* Action item:
Read through the data and count the lines that contain the string "author"; give only the result.

* Available data:
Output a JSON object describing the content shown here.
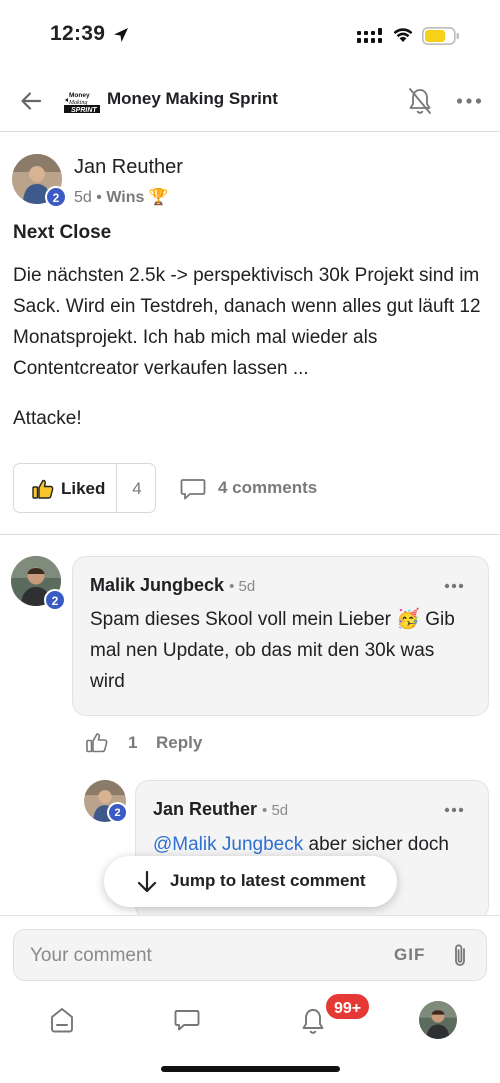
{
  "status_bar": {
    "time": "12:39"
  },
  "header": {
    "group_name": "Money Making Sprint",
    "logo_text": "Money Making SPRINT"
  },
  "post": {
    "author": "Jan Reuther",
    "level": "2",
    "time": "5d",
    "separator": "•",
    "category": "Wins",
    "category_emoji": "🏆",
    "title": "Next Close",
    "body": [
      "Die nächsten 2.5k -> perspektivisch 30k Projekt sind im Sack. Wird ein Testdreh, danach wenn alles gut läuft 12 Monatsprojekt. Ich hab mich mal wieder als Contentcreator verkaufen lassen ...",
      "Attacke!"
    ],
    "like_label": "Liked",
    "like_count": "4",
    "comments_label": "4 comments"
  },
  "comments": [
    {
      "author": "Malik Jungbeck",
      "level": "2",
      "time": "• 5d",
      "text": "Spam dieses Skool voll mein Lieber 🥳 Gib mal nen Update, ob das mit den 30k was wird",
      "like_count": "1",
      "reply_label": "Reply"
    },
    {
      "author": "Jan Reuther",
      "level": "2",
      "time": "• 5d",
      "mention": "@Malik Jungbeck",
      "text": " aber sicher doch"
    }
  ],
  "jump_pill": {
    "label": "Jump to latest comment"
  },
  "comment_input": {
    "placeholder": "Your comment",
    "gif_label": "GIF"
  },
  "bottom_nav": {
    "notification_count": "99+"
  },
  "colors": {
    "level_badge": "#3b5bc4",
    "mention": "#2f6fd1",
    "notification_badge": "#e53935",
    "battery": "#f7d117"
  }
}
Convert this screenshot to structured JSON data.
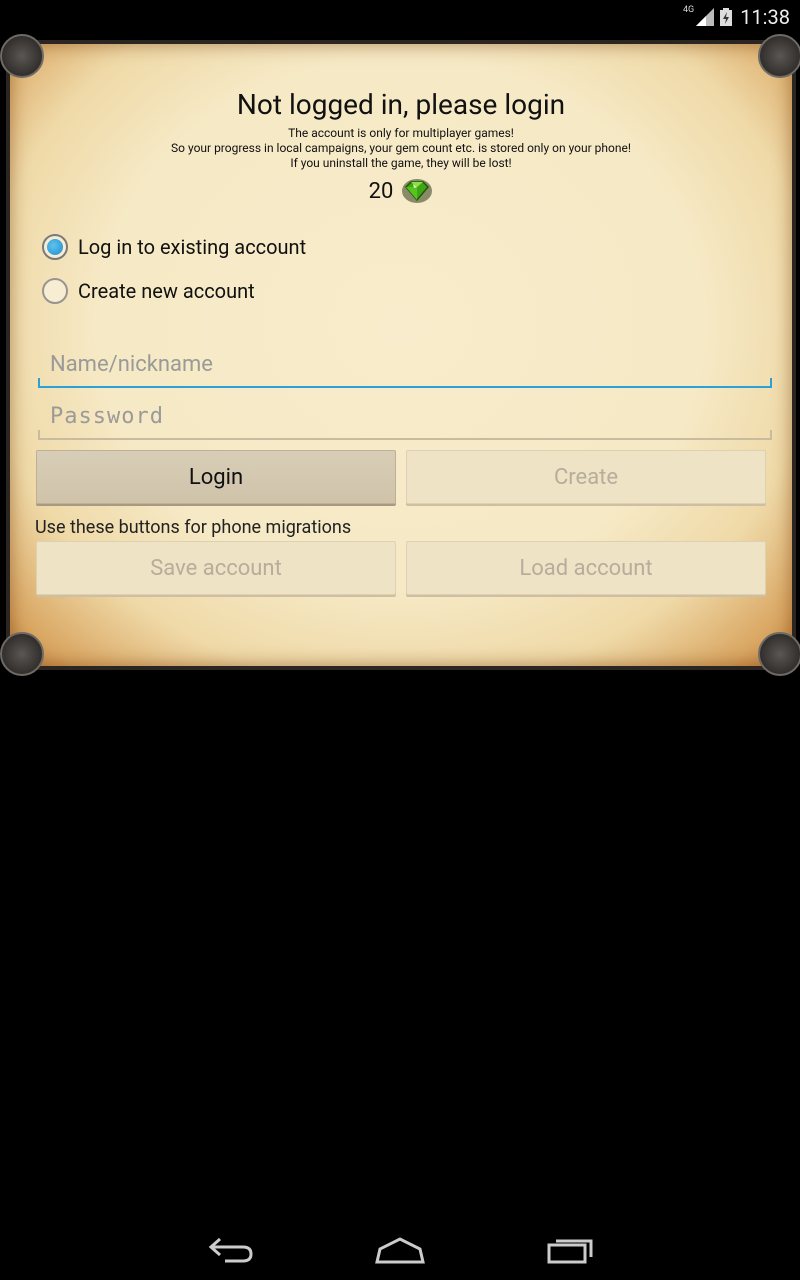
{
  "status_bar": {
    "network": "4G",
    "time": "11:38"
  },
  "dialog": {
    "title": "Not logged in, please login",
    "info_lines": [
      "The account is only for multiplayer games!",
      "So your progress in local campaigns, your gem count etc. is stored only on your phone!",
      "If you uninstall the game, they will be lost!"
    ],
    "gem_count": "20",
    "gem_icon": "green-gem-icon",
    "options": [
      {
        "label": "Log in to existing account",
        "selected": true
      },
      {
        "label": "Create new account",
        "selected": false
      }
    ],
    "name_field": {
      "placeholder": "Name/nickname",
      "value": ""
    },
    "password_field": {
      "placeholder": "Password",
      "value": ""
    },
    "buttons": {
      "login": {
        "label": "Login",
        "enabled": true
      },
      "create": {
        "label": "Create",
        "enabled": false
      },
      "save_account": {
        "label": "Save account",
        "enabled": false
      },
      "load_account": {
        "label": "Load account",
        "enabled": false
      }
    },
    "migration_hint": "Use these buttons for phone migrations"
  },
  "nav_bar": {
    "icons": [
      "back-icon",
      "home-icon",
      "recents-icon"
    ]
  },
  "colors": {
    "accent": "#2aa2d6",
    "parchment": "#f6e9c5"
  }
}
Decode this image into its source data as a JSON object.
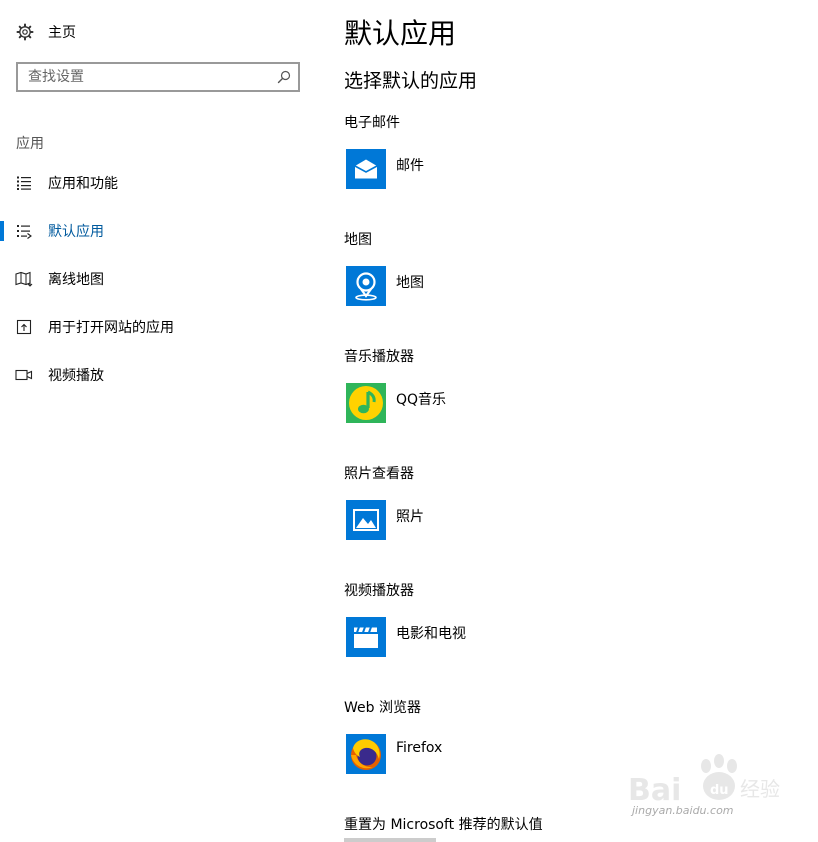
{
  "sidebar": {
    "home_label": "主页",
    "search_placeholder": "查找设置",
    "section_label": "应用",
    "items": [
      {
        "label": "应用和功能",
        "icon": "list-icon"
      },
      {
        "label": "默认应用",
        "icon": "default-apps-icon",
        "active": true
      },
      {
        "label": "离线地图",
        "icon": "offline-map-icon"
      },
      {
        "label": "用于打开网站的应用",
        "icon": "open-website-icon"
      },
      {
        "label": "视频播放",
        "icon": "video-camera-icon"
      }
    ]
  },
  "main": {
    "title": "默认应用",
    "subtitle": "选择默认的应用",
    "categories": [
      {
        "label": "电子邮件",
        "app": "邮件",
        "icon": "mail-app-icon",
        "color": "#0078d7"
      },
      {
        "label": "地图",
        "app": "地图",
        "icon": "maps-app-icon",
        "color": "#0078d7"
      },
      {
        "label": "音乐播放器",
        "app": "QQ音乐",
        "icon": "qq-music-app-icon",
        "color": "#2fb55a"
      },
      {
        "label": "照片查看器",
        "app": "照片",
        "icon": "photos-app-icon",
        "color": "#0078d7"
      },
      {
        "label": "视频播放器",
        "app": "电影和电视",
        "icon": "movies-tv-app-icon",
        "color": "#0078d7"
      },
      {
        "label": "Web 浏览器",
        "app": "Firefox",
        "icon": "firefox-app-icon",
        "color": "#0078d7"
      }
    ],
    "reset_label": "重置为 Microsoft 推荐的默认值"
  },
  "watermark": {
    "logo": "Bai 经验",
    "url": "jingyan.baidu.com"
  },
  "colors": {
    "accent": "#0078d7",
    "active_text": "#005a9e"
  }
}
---
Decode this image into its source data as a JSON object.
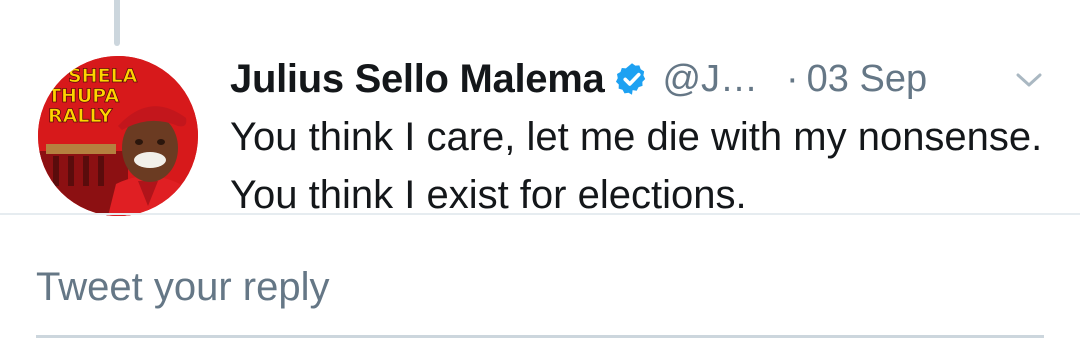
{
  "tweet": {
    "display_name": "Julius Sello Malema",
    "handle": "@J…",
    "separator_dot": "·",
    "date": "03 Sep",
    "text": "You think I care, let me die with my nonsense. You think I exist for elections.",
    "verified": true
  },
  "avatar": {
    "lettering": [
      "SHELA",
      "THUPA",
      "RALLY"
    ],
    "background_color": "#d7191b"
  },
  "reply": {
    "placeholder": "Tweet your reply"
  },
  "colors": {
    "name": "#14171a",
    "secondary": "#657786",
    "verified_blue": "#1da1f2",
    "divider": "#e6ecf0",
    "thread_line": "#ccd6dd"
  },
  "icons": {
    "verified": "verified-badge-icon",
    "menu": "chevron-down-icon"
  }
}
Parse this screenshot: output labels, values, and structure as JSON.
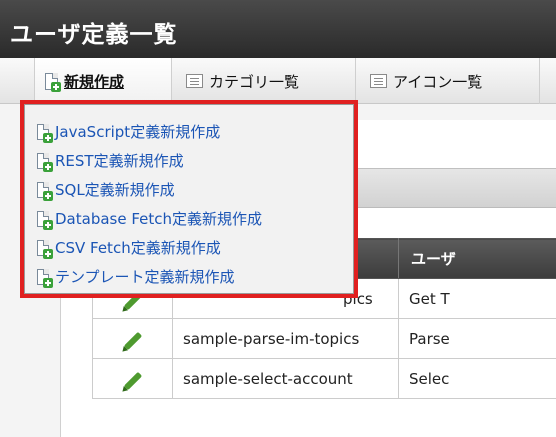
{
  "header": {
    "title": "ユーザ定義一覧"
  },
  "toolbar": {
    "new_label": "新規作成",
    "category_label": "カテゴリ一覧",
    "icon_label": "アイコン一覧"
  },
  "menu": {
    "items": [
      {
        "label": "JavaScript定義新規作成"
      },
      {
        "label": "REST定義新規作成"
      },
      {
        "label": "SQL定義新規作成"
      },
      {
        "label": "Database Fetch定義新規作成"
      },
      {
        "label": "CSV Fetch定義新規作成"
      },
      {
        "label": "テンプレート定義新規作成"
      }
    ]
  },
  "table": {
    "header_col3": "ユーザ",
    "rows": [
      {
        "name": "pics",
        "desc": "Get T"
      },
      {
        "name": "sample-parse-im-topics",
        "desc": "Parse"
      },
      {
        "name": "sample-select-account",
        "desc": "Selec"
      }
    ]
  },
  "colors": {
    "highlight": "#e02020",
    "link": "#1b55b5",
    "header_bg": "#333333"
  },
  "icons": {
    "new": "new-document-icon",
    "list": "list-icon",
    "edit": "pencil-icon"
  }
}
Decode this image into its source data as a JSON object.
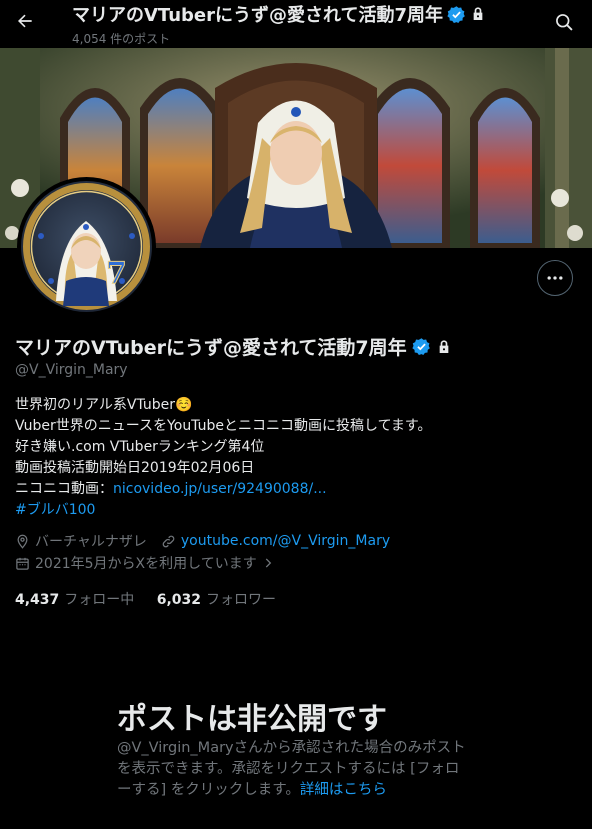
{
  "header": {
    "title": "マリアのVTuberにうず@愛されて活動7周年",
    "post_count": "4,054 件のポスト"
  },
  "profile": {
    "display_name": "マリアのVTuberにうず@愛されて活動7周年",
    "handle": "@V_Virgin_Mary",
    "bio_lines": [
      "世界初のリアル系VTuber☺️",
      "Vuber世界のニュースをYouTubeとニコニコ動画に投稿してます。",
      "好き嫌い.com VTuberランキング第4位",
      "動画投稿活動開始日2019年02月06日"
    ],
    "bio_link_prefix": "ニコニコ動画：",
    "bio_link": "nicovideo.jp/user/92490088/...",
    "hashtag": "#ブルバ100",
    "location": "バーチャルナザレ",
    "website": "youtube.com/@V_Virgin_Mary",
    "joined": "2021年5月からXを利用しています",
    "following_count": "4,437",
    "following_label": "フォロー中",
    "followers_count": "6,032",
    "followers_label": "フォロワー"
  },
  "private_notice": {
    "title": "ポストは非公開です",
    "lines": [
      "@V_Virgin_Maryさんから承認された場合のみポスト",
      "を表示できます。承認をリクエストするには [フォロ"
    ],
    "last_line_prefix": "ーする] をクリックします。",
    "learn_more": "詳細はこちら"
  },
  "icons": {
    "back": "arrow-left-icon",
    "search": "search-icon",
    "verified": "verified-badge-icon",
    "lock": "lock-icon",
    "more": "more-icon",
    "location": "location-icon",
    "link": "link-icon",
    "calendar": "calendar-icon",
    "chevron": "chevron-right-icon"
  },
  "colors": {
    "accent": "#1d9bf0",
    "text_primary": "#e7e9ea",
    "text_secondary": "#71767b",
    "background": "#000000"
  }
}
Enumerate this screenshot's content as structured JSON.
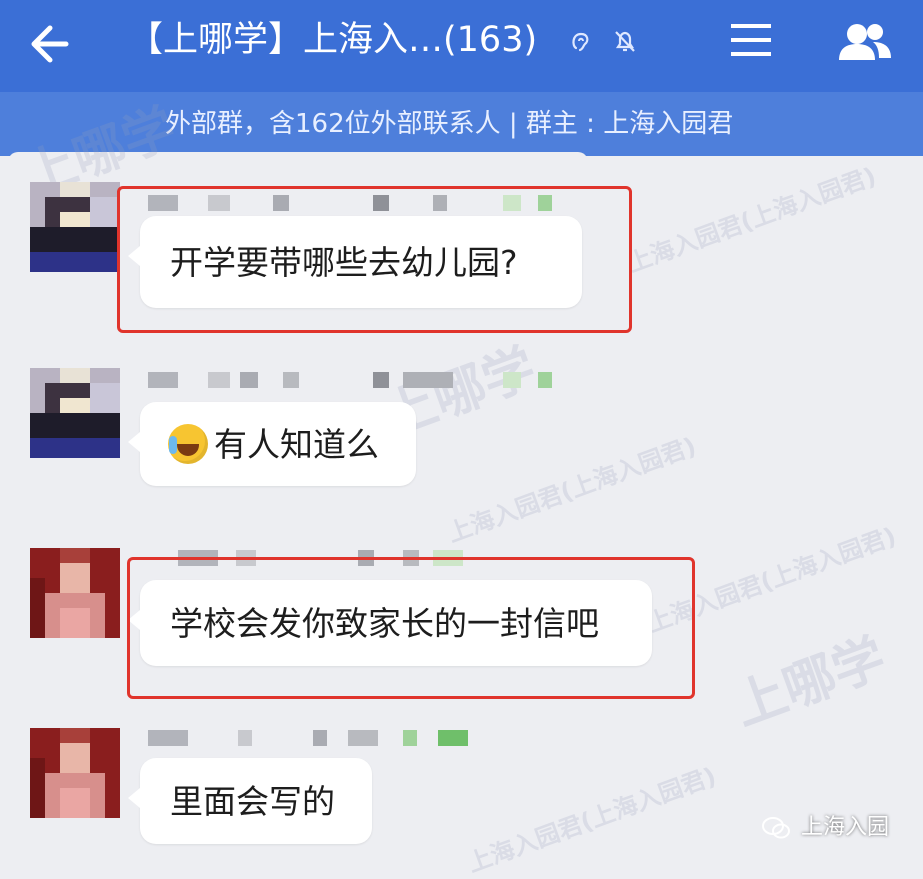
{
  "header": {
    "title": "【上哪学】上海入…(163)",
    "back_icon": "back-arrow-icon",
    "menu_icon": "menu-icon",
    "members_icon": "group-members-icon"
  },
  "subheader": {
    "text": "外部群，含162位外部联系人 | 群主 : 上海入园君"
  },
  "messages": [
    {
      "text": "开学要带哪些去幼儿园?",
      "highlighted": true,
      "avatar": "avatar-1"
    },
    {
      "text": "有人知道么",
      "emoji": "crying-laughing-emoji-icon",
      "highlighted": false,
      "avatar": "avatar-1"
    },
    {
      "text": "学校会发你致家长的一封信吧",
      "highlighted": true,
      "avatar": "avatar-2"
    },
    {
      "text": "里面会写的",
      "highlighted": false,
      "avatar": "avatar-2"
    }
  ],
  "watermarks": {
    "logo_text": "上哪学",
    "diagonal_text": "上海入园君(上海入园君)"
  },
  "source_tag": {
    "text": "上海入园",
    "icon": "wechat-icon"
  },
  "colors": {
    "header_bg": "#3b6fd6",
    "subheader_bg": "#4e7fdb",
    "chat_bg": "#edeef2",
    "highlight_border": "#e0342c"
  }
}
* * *
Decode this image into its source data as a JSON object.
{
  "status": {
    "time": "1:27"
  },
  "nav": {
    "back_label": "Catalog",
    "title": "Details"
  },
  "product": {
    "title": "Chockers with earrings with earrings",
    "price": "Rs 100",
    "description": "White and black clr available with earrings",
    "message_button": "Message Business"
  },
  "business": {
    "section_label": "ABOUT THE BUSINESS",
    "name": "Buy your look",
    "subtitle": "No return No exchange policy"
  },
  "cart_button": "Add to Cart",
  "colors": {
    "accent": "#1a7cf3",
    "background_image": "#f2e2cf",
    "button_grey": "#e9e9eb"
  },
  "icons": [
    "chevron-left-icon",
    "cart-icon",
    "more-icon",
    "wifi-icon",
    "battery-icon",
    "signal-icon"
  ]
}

* Your response:
3